The international team are developing a waste valorization system, feeding food waste to insect larvae. The insect larvae will then be used for feed and food, and the larvae byproduct, known as “frass”, used as a fertiliser and biorepellant. To enrich the nutritional value of the insect larvae, the team are looking at feeding them vitamin B12 rich micro-algae, which have been grown on another waste product – digestate from an anaerobic digestion (AD) plant. Whilst the Ghanaian researchers were in the UK last week, Payam Mehrshahi and Matthew Davey from the Smith group took the opportunity to take them on a field trip to see the component parts of this value chain.

The first stop on the tour was the anaerobic digestor at G’s mushroom farm in Littleport. Site manager, Matthew Hunt, described the plant as a ‘concrete cow’ – it is fed on a regular basis, has 4 anaerobic stomachs, or digesters, and its rear end produces both solid and liquid digestate, as well as methane. However, unlike most cows, the methane is captured and burned to generate enough power for the mushroom farm and 7000 homes, with the latter being heated by the AD plant too.

This ‘concrete cow’ runs 24/7, being fed a mix of maize and food waste - £3000 of feedstock a day. When we were there the diet was maize, radishes, mushrooms and bread – the latter three all either misshapen or stale and so redirected to the animal food chain where they were then bought by the AD plant. From this feedstock, 15 tonnes of solid digestate and 100m3 of liquid digestate were produced every day – all given away for free to farmers to use as fertilizer. Or, in the case of this project, for algal enthusiasts to try and grow algae on!
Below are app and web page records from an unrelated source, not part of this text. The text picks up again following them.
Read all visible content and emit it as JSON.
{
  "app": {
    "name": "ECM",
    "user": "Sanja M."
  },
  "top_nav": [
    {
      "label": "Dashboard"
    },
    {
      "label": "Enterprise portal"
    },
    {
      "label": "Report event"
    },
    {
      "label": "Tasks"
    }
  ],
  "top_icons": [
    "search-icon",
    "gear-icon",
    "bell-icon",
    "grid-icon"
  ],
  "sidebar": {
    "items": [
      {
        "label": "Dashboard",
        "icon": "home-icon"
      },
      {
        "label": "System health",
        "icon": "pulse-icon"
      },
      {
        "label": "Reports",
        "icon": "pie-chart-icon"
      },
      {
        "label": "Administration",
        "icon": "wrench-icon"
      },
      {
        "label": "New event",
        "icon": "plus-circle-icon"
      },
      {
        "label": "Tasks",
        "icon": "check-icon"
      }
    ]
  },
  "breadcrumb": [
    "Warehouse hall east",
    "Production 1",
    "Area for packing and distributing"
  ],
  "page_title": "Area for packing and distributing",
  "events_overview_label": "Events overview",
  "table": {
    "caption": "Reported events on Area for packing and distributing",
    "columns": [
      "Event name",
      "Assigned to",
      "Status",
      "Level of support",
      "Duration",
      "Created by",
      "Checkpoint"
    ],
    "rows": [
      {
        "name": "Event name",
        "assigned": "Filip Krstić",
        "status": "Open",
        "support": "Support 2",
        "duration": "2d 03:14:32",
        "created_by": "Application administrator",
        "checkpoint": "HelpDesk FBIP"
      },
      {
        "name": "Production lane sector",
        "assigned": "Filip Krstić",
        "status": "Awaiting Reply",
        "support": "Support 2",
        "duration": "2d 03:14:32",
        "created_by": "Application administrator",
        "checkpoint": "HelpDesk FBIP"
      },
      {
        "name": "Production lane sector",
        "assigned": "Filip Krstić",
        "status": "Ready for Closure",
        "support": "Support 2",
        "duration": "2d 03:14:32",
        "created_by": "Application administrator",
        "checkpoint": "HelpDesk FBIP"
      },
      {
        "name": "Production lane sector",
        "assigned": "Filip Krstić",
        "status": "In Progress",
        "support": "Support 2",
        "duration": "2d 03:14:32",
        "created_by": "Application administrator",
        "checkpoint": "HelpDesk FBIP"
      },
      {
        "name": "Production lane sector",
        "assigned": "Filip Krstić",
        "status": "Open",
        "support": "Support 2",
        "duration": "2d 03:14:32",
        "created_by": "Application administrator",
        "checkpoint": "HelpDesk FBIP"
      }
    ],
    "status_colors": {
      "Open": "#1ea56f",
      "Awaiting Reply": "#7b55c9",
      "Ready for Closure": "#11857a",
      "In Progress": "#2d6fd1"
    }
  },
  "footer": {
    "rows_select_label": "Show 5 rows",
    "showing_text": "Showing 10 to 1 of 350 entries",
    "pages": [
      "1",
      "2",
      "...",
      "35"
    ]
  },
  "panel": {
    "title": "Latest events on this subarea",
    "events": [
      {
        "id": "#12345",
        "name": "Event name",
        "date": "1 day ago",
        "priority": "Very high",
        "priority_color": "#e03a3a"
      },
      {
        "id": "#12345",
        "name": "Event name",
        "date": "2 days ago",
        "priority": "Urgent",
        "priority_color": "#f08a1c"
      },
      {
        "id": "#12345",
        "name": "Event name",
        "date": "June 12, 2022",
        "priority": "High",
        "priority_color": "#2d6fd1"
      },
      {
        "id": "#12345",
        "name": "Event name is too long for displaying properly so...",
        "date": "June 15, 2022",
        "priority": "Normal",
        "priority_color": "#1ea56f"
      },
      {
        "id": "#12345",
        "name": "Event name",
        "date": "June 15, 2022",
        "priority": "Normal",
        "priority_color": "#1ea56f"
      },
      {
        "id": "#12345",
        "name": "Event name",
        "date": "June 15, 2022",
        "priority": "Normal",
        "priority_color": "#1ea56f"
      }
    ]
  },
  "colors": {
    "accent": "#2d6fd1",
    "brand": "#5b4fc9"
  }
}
The food waste theme continued at the next stop on the tour, AgriGrub’s insect farm, where we saw boxes of mouldy oranges waiting to be fed to their Black Soldier Fly larvae. The team are fine tuning their systems for growing the larvae and have experimented with all manner of waste food streams – mushrooms, celery, supermarket mixed scraps… but found that oranges are best to give a sugar boost. They have a steady supply of oranges, which means they are able to provide a nutritionally stable larvae and frass product.

Frass is the discarded skins and droppings of the larvae, which is used as a fertiliser and biorepellant. Due to the high levels of chitin (14%) it stimulates the plant immune system, leading to plants that are less attractive to aphids and other sapsuckers. The larvae themselves are currently sold live as pet food, but the team are looking to branch out into dried larvae for the bird food market. It was great to see the mountains of mouldy oranges being ‘upcycled’ into a not one but two useful products.

AgriGrub have been running trials to see if it is possible to produce more nutritionally rich and healthier larvae by feeding them with algae grown in the Algal Innovation Centre. So far the trials have proved successful – the larvae were happy to eat the algae and it proved a good food source. Now more work needs to be done on what nutritional benefits are transferred and if the fecundity of the insects improved. 

The second field trip day began at the NIAB Park Farm where we learnt about the core crop and non-mainstream crop development and energy efficiency projects being led by NIAB and the innovation farm’s director Dr Lydia Smith.  We then went onto visit another AD plant run by Pretoria Energy Ltd. At Pretoria Energy they grow all of their own energy crops to feed into the digestors meaning that they have more control and a sustained feedstock year round. The biogas is then fed into the national network for heating and power generation.

The visit was finalized by the Ghanaian researchers learning, hands-on, how to grow and extract lipids from algae and analyzing the samples on GC-MS, GC-FID and FT-IR. At the Algal Innovation Centre we looked at how the algae are scaled up from 50ml lab cultures to 200l in large scale bioreactors, using the AD waste from the biogas plants.

All involved felt it had been a very worthwhile visit, and it was great to see the team bouncing ideas around for future projects. Watch this space for more updates on the outcomes from the project!

The Ghanaian team: